Additional Sessions Judge UM Padwad noted that the Protection of Women from Domestic Violence Act is not limited to reliefs only against those who reside with the survivor.
“Had that been so, it would have been very convenient to cause violence or any other trouble to the aggrieved person through the relatives not sharing the same household and yet remained out of the clutches of the DV Act,” the court observed.
ASJ Padwad was hearing an appeal challenging a Magistrate order where it was held that since the appellant’s brother-in-law never resided with the appellant in a shared household, he cannot be considered to be a respondent as defined by Section 2 (q) of DV Act.
“Such an observation of the learned Metropolitan Magistrate however, is wholly misplaced. It is for the simple reason that the proviso to Section 2 (q) of the DV Act makes it very clear that an aggrieved wife can also file a complaint against a relative of the husband,” clarified ASJ Padwad.
He also noted that such an observation would render the law futile.
Holding that any relative of the husband if not sharing or shared the same household cannot be a respondent would amount to giving licence to those relatives to commit violence to the aggrieved person and thereby rendering the very Act meaningless, the Court added.

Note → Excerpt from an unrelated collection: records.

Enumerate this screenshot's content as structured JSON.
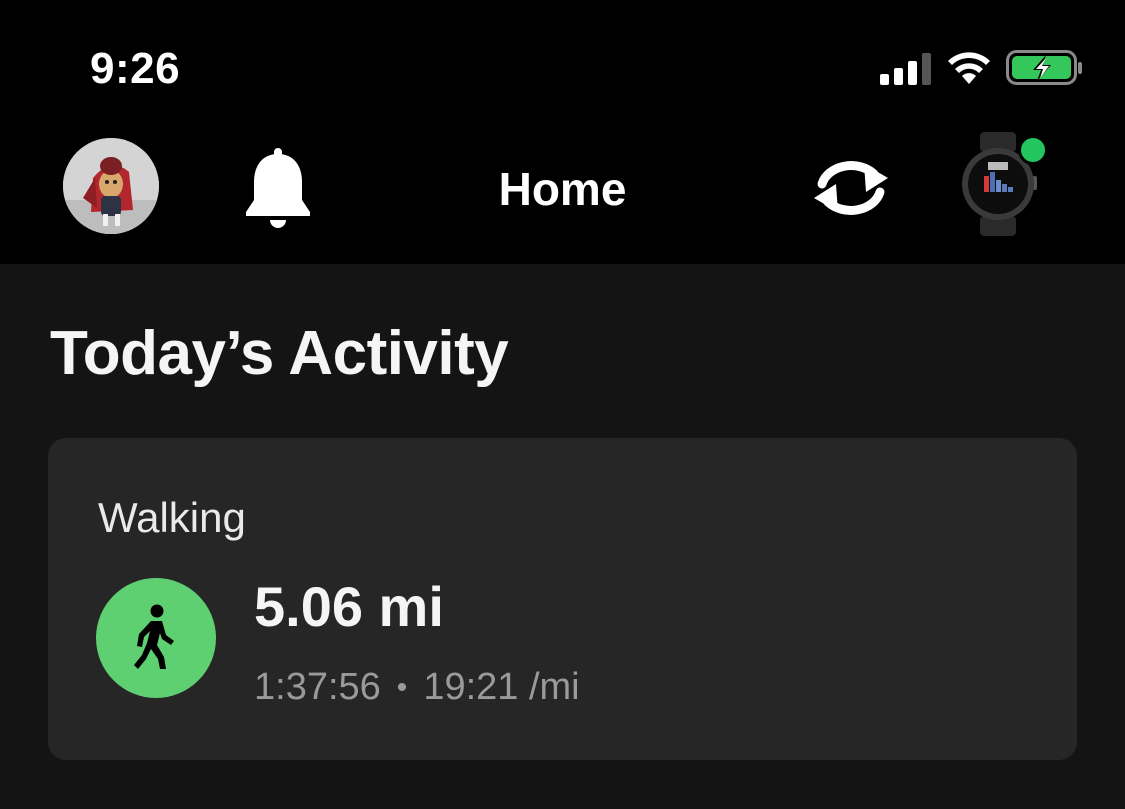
{
  "status_bar": {
    "time": "9:26",
    "signal_icon": "cellular-signal-icon",
    "wifi_icon": "wifi-icon",
    "battery_icon": "battery-charging-icon",
    "battery_color": "#34c759"
  },
  "nav": {
    "title": "Home",
    "avatar_icon": "dog-avatar",
    "bell_icon": "bell-icon",
    "sync_icon": "sync-icon",
    "device_icon": "smartwatch-icon",
    "device_status_color": "#22c55e"
  },
  "activity_section": {
    "title": "Today’s Activity",
    "card": {
      "type": "Walking",
      "icon": "walking-person-icon",
      "icon_color": "#5fd071",
      "distance": "5.06 mi",
      "duration": "1:37:56",
      "separator": "•",
      "pace": "19:21 /mi"
    }
  }
}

The bench went on to add, “In the present case, there were enough references to indicate that the brother-in-law was involved in the violence, the proceedings against him were determined to be tenable. Hence, the appropriate trial court was directed to continue proceedings against him.”